• Data:
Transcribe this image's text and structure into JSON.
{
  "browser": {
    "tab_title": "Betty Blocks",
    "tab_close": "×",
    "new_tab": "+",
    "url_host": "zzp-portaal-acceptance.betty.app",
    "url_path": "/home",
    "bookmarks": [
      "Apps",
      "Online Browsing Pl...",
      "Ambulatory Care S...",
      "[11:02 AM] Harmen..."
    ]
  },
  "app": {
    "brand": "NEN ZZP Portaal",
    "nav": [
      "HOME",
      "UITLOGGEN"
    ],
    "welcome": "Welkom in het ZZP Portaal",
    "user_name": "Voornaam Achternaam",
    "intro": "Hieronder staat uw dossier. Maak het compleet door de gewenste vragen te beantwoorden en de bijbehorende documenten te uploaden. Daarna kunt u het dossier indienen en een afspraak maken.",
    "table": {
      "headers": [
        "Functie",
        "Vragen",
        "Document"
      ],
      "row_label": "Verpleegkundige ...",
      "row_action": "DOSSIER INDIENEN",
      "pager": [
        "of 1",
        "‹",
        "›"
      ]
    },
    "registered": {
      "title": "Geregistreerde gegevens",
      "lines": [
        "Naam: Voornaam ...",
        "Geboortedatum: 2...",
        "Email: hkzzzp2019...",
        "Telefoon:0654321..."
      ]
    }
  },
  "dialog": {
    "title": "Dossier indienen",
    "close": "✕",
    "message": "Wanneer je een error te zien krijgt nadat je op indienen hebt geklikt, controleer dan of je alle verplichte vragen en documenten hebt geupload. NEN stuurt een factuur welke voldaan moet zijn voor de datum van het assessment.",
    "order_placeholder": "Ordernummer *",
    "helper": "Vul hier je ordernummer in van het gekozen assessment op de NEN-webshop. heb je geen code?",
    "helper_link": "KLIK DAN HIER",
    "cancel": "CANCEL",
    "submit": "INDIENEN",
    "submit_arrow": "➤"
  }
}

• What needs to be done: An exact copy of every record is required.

• Answer box:
Transcribe this image's text and structure into JSON.
{
  "browser": {
    "tab_title": "Betty Blocks",
    "tab_close": "×",
    "new_tab": "+",
    "url_host": "zzp-portaal-acceptance.betty.app",
    "url_path": "/home",
    "bookmarks": [
      "Apps",
      "Online Browsing Pl...",
      "Ambulatory Care S...",
      "[11:02 AM] Harmen..."
    ]
  },
  "app": {
    "brand": "NEN ZZP Portaal",
    "nav": [
      "HOME",
      "UITLOGGEN"
    ],
    "welcome": "Welkom in het ZZP Portaal",
    "user_name": "Voornaam Achternaam",
    "intro": "Hieronder staat uw dossier. Maak het compleet door de gewenste vragen te beantwoorden en de bijbehorende documenten te uploaden. Daarna kunt u het dossier indienen en een afspraak maken.",
    "table": {
      "headers": [
        "Functie",
        "Vragen",
        "Document"
      ],
      "row_label": "Verpleegkundige ...",
      "row_action": "DOSSIER INDIENEN",
      "pager": [
        "of 1",
        "‹",
        "›"
      ]
    },
    "registered": {
      "title": "Geregistreerde gegevens",
      "lines": [
        "Naam: Voornaam ...",
        "Geboortedatum: 2...",
        "Email: hkzzzp2019...",
        "Telefoon:0654321..."
      ]
    }
  },
  "dialog": {
    "title": "Dossier indienen",
    "close": "✕",
    "message": "Wanneer je een error te zien krijgt nadat je op indienen hebt geklikt, controleer dan of je alle verplichte vragen en documenten hebt geupload. NEN stuurt een factuur welke voldaan moet zijn voor de datum van het assessment.",
    "order_placeholder": "Ordernummer *",
    "helper": "Vul hier je ordernummer in van het gekozen assessment op de NEN-webshop. heb je geen code?",
    "helper_link": "KLIK DAN HIER",
    "cancel": "CANCEL",
    "submit": "INDIENEN",
    "submit_arrow": "➤"
  }
}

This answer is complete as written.